When mobile phones became essential gear rather than luxury items, a funny (yet predictable) thing happened: Watches started making their way toward obsolescence. After all, who needed them when everyone had a timekeeping device in their pocket or purse at all times anyway? And so watches became redundant, and then became passé.
Now however, if you believe a recent New York Times article, there seems to be a return to these analog vestiges of yesteryear. Author Alex Williams attributes this to a resurgent fascination with mechanical objects. In our digital, touchscreen-happy lives, there’s something comforting and elegant about gear with parts that actually — you know — move.

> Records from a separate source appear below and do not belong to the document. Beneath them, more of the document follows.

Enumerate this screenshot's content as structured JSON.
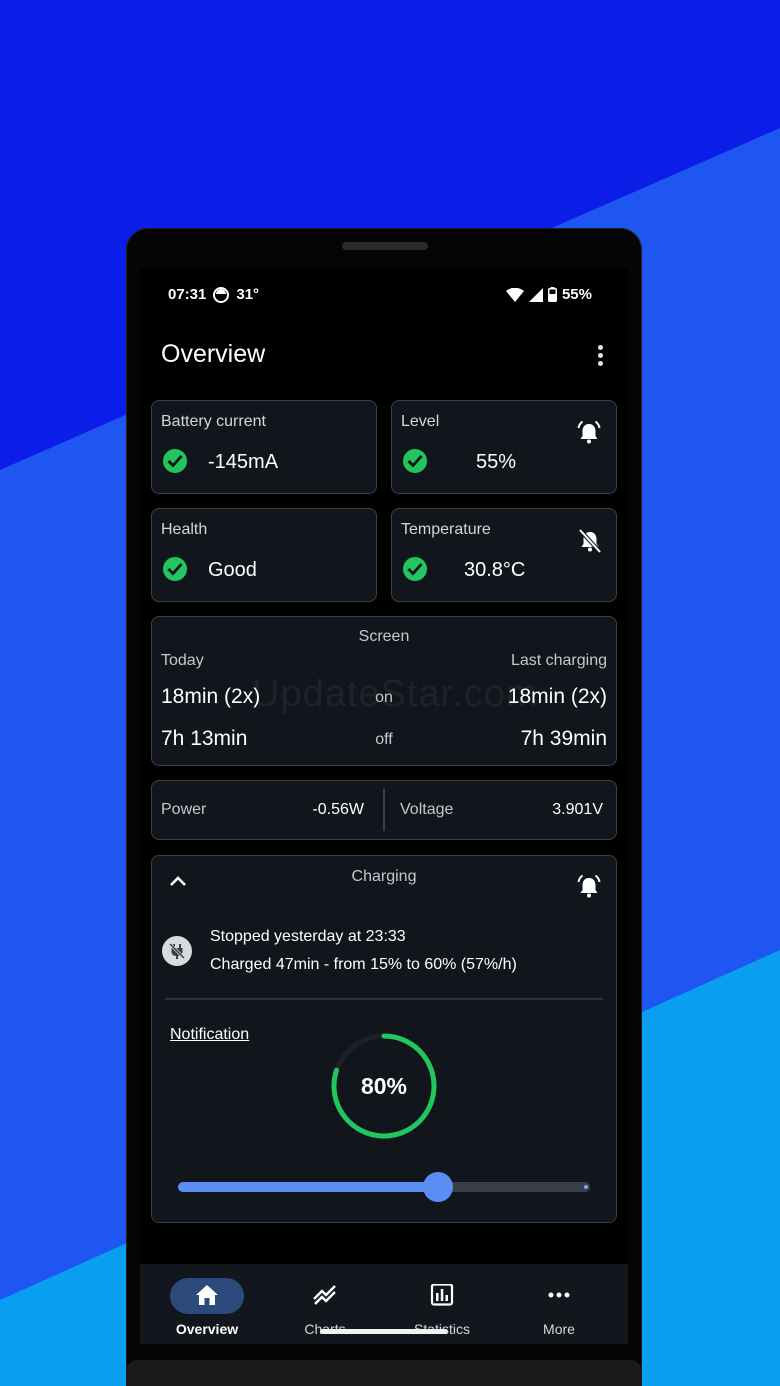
{
  "colors": {
    "accent": "#5b8ef5",
    "ok": "#22c55e",
    "card_bg": "#11151c",
    "card_border": "#3b4048"
  },
  "status_bar": {
    "time": "07:31",
    "weather": "31°",
    "battery": "55%"
  },
  "appbar": {
    "title": "Overview"
  },
  "cards": {
    "battery_current": {
      "label": "Battery current",
      "value": "-145mA"
    },
    "level": {
      "label": "Level",
      "value": "55%"
    },
    "health": {
      "label": "Health",
      "value": "Good"
    },
    "temperature": {
      "label": "Temperature",
      "value": "30.8°C"
    }
  },
  "screen_card": {
    "title": "Screen",
    "today_label": "Today",
    "last_label": "Last charging",
    "on_label": "on",
    "off_label": "off",
    "today_on": "18min (2x)",
    "today_off": "7h 13min",
    "last_on": "18min (2x)",
    "last_off": "7h 39min",
    "watermark": "UpdateStar.com"
  },
  "power_card": {
    "power_label": "Power",
    "power_value": "-0.56W",
    "voltage_label": "Voltage",
    "voltage_value": "3.901V"
  },
  "charging": {
    "title": "Charging",
    "line1": "Stopped yesterday at 23:33",
    "line2": "Charged 47min - from 15% to 60% (57%/h)",
    "notification_label": "Notification",
    "target_text": "80%",
    "target_fraction": 0.8,
    "slider_fraction": 0.63
  },
  "nav": [
    {
      "label": "Overview",
      "icon": "home-icon",
      "active": true
    },
    {
      "label": "Charts",
      "icon": "charts-icon",
      "active": false
    },
    {
      "label": "Statistics",
      "icon": "statistics-icon",
      "active": false
    },
    {
      "label": "More",
      "icon": "more-icon",
      "active": false
    }
  ]
}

It’s both kind of familiar and foreign at the same time, especially to today’s 20- and 30-somethings, many of whom have never turned a TV knob, rotary-dialed a phone or, yes, worn an analog wristwatch. Yet, at least when it comes to these retro timepieces, they’re becoming a red-hot trend that’s appealing to a range of young adults — from males with an un-ironic affinity for heritage machismo (think straight razors, vinyl records, and plaid shirts), to ambitious young ingénues in Manhattan’s fashion industry.
But could there be something more at work than just a random fad? It goes back to something that Emily implied in her article, “Is The Internet Killing Our Memories?” There’s so much that’s great about modern technology, particularly digital consumer innovations, but there’s also a limit to the experience they can deliver. There’s a physicality that’s missing. There’s truly nothing quite like holding a photo in your hands, smelling the faint whiff of cologne still delicately clinging to a time-worn, hand-scrawled love letter, or watching the hands of a watch ticking by the hours, minutes or seconds.
What I find interesting is that the least likely people to appreciate analog objects are the ones discovering it now — the digital generation. They consider these fine timepieces as symbols of taste and elegance. And to obtain them, they’re using all the tools they have at their disposal — like websites, mobile apps, social networking, etc — to snag them. People scour places like eBay, Craigslist and even Facebook Marketplace, as well as Gilt and other applications, or buy via brands’ online sites.
New school meets old school. What’s not to love about that?
I’m reminded of a recent piece of mail — my first Postagram! I’d had a party, during which a friend took a funny photo. On the spot, she launched the app, and then submitted the image (which was turned into a postcard for $0.99), before resuming the festivities. A couple of days later, I got the postcard in the mail, thanking me for an awesome time. Friends have e-mailed, shared, tagged me in and even handed me a USB drive filled with digital snaps from the same night. But it is this postcard that I have tacked on my fridge and randomly has me remembering that party whenever I happen to notice it.
Do you count yourself among the fans of analog watches? What about some other “relic” from the past that digital tech just can’t replace? Or do you think it’s lame to look back to the past, aspiring instead to a fully digital lifestyle? Let us know how you’re living in the comments.
[via The New York Times]